Murray might not like the term “tank,” but it’s a concept trending throughout the Golden Horseshoe. And there is nothing he can do about it.
All you had to do was fiddle around with your radio to discover it was front and centre on both sides of the border on Wednesday morning, about eight hours before the lowly Sabres faced off against the almost-as-bad Maple Leafs at the Air Canada Centre.
Down in Buffalo, sports station WGR was actually embracing the entire Tank Nation vibe.
At one point, host Kevin Sylvester and ex-Sabre Andrew Peters were breaking down the remaining schedules of the 28th and 29th-place teams -- Arizona and Edmonton respectively -- in a quest to find out which games would be winnable for both those squads, thereby creating potential separation in the standings for the 30th-place Sabres.
Meanwhile, up in Toronto, TSN Radio was billing the underwhelming Sabres-Leafs matchup as The McDavid Cup. Enough said.
When the Leafs and Sabres actually stepped onto the ice, Buffalo found itself in the basement of the league standings -- four points behind Edmonton, seven back of Arizona and 15 below 27th-place Toronto. If his Sabres maintain their current position by the end of the season, they’ll have a 20% chance of winning the draft lottery and landing the first overall pick.
In Murray’s mind, that should be 100%. And he’s on record as feeling that way long before his Sabres were the bottom feeders of the NHL.
“I was one of the guys -- maybe the only guy -- who voted against the lottery at the GM’s meetings last year,” Murray revealed. “I feel the worst team should get the top pick in order to have the best chance to improve.
“Having said that, we’ll pick where we’ll pick depending on the lottery. We understand that. That’s why we’re not just scouting two guys.”
Of course, if his team finishes in the basement, he’ll guarantee himself one of those two aforementioned players, McDavid or Eichel. Even if the 30th-place squad does not win the lottery, they will still pick second overall.
And, given the alterations to the format yet again for the 2016 draft, Murray is prepared to make the best of the situation.
“Selfishly, for the Buffalo Sabres, the first three picks (in ‘16) will be part of the lottery as opposed to just the first pick,” Murray said. “We’re not going to be a Stanley Cup contender next year but I hope we’re on the way up while still having a chance to win the lottery.

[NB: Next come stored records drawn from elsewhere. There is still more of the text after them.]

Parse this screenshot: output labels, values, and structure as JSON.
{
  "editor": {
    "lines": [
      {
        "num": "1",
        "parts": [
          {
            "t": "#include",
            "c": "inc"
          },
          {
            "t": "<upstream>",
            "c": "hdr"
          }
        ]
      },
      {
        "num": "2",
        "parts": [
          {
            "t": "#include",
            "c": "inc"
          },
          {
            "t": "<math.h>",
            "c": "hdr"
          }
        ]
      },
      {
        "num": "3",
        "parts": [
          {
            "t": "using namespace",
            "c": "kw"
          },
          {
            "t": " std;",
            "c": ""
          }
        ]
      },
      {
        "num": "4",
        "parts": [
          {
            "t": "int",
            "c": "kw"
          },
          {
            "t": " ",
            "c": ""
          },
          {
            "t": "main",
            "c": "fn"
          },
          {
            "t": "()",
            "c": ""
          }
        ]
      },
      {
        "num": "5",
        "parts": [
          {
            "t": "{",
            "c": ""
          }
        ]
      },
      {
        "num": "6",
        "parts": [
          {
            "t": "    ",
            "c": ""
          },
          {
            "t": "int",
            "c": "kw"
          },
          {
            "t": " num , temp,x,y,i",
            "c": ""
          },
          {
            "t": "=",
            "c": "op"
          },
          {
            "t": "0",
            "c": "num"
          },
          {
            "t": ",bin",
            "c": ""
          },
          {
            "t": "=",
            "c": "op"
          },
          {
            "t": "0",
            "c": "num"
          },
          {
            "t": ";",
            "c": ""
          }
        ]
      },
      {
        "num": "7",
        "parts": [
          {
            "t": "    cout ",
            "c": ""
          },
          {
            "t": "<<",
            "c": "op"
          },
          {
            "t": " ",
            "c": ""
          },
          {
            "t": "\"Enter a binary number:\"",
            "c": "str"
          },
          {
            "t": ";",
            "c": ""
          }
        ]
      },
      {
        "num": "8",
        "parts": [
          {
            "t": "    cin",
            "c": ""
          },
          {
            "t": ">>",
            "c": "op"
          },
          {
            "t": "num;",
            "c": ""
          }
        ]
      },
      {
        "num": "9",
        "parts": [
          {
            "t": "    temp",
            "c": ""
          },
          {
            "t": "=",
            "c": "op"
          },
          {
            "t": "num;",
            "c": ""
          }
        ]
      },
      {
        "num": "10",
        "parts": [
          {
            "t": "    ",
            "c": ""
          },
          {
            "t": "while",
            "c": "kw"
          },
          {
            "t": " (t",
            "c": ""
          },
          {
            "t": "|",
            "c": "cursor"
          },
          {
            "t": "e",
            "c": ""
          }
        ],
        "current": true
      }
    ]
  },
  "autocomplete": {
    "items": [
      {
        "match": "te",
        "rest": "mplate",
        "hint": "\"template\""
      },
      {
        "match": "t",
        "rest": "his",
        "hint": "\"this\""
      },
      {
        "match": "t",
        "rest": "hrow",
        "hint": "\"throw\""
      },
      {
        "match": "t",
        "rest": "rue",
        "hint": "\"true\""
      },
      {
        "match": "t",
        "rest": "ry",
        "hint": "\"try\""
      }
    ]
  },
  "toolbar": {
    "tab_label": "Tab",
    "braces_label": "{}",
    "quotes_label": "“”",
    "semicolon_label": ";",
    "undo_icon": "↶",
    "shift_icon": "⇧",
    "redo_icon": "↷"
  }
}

“In a perfect world, I think I’d still support the worst team getting the first pick, though.”
No matter which way he expects to explain it, there are plenty of critics claiming Murray is doing nothing more than spin doctoring. Specifically, they wag accusing fingers at his decision to ship out goalies Michal Neuvirth and Jhonas Enroth in separate deals that netted Chad Johnson and Anders Lindback, two netminders who have struggled all season.
If you can’t stop the puck, you won’t win. And in the race for McEichel, isn’t that the goal?
In response to those allegations, Murray argues that both goalies he traded away were on expiring contracts. And since they were not in his long-term plans, why not deal them?
“No, they weren’t,” he said. “And let’s face it. We’re in 30th place. This is a complete rebuild, not a retool. You have to acquire assets for guys whose contracts were coming up and could leave. And that’s what I tried to do here.
“Neuvirth, when he got the starting job, played very well for us. But’s he’s a UFA too.
“It would be a dereliction of my job on my part if I didn’t try to get something back. Sure, they’re mostly picks but picks are very valuable to me.”
In the end, one man’s “rebuild” is another man’s “tank job.”
But as long as the suits running the league don’t have issues with what Tim Murray is doing, why would Tim Murray himself?